As a consultant for software development I do work about 90% on machines my customers own and manage. Often the software already installed on such a machine is an out dated Windows Server 2008 (sometimes even Server 2003), Office, Visual Studio 2010 (very rare: VS2012). The hardware is managed by a provider like HP, IBM, etc. and consists many times of a 4-core Intel with a traditional hard disk of about 250 GB (sometimes 2 of them using one as a backup device) and 8 GB of RAM. Some of them use virtualization (VMWorkStation as a hyper visor – or hyper-v which I prefer) to deploy standard hard disk images. Mostly on such machines as a consultant you have to work without the permission to install any software, because that would impose a risk for the customer.
I live and work in Germany. As you might know, this is not one of the countries with low labor cost – if you trust sources like GULP, the average cost of one hour “IT-free lancer” is about 70,- to 79,- €.
You might have a look at your preferred hardware shop to see that additional 8 GB of RAM you can have for about 75,- € (incl. VAT) and a 250 GB SSD for about 150,- € – so that’s worth about 3 hours of work if you want both of them. Assuming that you might save about 5% of your time when working with a much faster system (compile time, running the rest environment etc.), you save about 0.05*8*20 = 8 hours per month running that additional hardware. Installing Visual Studio did cost one of my customer 2 hours on the “cheap” machine – I’ve just installed VS2012 on my Laptop with a time invest of less than 20 minutes.
There are plenty of productivity tools developers do use – Fiddler, ReSharper, CodeRush, StyleCop, VSCommands, Beyond Compare just to name a few of them. Running these tools will not only speed up coding (so increase productivity), but also increase quality, because some of them will warn the developer about common typing mistakes. I would roughly estimate another 5% increase of productivity by letting use developers the tools of there choice – opening another 8*75€ = 600,- € opportunity of saving money per month and developer.
License cost? Some of the tools do not have any license cost attached to them (like StyleCop) others have already been licensed by the developer (in my case ReSharper, VSCommands and Beyond Compare), so many times you don’t need to care at all about license cost. Management of the PC? You might already have virtualized the development environment – just create a snapshot of the standard installation, then let the developer install whatever she/he needs and in case of any trouble: restore the snapshot. So: no additional issues with the installation of additional software.

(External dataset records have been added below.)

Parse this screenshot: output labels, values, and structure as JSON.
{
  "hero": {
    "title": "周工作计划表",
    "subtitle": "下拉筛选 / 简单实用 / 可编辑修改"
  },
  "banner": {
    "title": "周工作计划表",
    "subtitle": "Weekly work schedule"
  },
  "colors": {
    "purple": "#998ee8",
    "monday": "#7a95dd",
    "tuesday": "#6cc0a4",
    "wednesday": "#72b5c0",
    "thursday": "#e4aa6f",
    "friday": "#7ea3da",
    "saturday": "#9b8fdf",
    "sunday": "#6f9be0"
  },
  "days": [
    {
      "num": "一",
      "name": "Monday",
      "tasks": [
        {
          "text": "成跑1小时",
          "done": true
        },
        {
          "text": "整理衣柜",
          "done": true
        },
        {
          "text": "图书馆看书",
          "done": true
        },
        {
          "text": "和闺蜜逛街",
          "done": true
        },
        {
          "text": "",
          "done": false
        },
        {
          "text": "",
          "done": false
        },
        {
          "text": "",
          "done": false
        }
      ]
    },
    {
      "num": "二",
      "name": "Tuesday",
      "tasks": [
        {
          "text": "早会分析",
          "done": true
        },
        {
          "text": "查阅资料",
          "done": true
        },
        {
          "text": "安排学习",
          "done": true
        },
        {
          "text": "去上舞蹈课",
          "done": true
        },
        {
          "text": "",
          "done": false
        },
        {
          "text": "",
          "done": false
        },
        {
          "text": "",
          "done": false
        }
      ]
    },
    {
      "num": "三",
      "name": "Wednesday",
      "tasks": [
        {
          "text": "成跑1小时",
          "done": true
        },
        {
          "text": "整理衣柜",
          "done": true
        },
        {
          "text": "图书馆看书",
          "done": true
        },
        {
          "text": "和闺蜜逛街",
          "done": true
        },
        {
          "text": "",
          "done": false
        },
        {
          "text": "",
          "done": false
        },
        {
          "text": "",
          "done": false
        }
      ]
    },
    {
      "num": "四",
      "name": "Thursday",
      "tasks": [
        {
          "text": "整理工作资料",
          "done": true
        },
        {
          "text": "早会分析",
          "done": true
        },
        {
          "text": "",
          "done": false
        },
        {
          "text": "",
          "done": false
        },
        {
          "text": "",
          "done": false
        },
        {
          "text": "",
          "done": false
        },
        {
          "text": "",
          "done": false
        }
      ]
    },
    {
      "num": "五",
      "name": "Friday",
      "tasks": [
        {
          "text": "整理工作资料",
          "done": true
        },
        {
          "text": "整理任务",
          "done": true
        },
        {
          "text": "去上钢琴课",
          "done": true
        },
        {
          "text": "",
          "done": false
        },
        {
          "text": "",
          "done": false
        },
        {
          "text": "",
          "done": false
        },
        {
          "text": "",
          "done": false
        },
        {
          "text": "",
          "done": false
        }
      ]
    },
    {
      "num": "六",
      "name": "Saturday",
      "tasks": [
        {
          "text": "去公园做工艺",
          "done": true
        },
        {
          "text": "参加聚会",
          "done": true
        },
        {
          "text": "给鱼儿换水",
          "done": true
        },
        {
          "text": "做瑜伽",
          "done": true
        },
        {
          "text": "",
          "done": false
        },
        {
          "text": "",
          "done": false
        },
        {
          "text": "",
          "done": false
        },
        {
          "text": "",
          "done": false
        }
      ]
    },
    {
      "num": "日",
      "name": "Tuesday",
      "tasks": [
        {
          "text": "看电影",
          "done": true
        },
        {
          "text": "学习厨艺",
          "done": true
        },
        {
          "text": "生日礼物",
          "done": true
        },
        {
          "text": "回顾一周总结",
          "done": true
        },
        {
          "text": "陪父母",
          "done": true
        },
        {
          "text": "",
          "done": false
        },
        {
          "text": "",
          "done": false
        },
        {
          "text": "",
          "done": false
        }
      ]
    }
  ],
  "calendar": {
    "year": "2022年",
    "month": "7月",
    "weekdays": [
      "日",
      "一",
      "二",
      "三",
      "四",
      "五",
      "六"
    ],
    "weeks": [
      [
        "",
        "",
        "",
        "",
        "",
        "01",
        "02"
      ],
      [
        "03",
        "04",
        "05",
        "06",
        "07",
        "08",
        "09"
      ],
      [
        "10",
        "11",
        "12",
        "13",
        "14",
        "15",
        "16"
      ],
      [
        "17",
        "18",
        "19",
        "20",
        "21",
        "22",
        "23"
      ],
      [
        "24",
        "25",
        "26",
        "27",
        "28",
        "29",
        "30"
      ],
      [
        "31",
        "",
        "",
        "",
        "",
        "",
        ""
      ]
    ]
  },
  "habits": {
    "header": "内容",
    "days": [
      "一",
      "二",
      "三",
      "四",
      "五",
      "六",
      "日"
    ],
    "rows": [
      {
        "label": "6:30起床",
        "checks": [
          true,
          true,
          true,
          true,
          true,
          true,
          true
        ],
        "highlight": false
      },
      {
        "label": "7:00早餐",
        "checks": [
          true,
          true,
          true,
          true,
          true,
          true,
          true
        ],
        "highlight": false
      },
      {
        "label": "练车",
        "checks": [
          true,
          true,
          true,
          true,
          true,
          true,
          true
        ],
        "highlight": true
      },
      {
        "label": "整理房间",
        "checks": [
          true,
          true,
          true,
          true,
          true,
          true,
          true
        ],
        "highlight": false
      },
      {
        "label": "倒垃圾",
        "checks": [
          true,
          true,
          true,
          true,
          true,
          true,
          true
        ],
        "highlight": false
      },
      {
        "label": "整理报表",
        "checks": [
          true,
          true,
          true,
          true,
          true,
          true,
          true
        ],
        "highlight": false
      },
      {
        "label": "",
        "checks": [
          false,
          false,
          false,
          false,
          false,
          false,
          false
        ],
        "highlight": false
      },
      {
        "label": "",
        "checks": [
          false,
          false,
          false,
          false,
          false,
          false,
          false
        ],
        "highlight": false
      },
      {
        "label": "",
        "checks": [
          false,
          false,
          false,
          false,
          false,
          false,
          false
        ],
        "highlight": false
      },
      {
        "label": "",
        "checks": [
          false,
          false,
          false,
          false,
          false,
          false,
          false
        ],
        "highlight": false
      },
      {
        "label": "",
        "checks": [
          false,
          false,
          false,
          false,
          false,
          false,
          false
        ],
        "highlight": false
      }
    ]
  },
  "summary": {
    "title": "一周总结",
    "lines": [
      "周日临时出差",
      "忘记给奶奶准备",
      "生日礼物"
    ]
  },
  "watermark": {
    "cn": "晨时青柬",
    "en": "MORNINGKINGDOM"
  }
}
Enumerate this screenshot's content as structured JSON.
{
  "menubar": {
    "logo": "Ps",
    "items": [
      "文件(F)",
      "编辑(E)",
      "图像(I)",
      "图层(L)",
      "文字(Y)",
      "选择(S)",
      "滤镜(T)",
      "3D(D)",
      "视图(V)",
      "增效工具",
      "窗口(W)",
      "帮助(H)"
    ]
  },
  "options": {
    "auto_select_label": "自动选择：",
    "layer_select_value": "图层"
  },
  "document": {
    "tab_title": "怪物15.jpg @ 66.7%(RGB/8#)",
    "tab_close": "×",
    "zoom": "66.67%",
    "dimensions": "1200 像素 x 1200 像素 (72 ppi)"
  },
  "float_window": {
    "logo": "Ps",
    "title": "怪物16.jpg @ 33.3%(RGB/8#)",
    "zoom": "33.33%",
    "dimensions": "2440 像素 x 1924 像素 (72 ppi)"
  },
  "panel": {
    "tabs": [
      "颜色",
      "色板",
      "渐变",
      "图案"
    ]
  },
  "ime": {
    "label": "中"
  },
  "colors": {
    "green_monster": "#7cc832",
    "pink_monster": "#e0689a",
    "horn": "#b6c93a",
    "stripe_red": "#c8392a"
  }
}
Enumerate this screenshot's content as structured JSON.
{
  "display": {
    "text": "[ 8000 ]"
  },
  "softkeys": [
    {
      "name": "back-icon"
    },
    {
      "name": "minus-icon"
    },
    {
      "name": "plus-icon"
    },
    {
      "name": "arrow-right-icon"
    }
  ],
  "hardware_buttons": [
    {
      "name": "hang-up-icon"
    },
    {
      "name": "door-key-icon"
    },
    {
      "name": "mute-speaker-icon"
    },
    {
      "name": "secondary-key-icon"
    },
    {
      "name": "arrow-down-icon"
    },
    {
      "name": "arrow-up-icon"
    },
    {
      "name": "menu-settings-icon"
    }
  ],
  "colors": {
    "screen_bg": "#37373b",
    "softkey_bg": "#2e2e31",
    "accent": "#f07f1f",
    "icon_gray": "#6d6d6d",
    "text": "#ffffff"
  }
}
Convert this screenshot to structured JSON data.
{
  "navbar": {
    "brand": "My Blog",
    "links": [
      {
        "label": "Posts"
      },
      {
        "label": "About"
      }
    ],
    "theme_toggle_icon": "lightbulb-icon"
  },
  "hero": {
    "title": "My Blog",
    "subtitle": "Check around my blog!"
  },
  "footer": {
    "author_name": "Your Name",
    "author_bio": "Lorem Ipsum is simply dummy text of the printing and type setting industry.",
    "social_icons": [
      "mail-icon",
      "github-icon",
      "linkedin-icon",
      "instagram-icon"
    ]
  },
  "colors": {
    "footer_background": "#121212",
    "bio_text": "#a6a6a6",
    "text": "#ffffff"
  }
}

Don’t get me wrong: I respect the choice some of my customers made about how to manage the systems and how to spent there money, but I also want to make clear, that investing the money of 3 hours worth of developer time + some more relaxed policies may save them more than one day of developer time per month. Since the 75,- € per hour rate is not the average cost of development freelancers but the average of all IT freelancers together (including some students that do web design for SOHO and many administrators that typically cost less than a Java or .Net developer), this calculation might be wrong for your scenario – your cost for development consultants may be up to twice as high. Have a look at the cost of your development staff and think of 5 to 10% savings by just installing a SSD, some more RAM and letting the developers use the tools they know best.